INPUT DATA: Begin

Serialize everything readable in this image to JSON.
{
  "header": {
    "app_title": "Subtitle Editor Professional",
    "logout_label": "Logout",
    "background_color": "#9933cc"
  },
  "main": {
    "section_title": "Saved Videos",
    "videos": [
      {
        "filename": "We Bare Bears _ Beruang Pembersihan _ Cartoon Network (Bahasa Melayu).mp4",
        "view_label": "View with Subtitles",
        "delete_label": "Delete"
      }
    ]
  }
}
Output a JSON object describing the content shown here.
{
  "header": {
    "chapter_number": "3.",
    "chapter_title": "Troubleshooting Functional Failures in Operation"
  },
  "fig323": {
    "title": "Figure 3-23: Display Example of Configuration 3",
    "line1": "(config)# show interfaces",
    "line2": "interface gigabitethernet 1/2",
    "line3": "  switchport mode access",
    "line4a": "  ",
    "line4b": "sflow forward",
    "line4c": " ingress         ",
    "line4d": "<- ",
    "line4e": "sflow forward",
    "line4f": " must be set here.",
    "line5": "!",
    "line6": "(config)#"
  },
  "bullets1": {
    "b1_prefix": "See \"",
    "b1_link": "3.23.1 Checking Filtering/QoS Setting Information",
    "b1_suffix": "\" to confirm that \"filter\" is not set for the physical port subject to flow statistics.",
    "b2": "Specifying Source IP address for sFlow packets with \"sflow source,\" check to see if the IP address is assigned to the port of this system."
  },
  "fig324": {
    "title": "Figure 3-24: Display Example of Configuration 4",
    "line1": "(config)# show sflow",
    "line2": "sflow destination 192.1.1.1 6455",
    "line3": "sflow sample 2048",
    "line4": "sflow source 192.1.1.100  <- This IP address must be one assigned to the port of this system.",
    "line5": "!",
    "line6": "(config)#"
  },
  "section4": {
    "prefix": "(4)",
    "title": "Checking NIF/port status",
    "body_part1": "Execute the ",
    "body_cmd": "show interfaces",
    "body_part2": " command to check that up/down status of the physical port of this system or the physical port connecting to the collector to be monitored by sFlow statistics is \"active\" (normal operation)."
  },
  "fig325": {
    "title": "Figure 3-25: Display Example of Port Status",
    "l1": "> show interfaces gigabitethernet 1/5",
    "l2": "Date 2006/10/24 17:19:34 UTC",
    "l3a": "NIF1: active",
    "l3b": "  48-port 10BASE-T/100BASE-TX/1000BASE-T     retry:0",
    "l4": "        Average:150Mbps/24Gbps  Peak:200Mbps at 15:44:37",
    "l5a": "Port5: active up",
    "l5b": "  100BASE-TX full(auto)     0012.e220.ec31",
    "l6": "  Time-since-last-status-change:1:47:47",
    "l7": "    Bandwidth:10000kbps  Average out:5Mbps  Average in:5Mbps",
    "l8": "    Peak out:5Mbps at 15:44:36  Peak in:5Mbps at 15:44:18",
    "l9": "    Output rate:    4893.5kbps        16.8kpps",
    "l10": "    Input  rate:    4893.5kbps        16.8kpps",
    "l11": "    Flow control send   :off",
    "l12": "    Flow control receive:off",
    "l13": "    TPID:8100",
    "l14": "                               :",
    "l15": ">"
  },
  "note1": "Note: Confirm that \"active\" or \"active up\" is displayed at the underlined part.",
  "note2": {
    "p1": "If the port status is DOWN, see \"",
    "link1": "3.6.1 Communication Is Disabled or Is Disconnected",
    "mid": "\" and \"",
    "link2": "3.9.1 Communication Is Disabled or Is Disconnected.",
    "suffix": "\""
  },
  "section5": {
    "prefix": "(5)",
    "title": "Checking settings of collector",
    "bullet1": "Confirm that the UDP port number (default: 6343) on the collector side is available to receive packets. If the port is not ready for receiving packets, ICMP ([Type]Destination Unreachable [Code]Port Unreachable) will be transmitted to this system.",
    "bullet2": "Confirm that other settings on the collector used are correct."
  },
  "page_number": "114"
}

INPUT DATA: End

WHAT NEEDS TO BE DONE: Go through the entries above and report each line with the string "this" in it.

EXERCISE SOLUTION:
Serialize everything readable in this image to JSON.
    "b2": "Specifying Source IP address for sFlow packets with \"sflow source,\" check to see if the IP address is assigned to the port of this system."
    "line4": "sflow source 192.1.1.100  <- This IP address must be one assigned to the port of this system.",
    "body_part2": " command to check that up/down status of the physical port of this system or the physical port connecting to the collector to be monitored by sFlow statistics is \"active\" (normal operation)."
    "bullet1": "Confirm that the UDP port number (default: 6343) on the collector side is available to receive packets. If the port is not ready for receiving packets, ICMP ([Type]Destination Unreachable [Code]Port Unreachable) will be transmitted to this system.",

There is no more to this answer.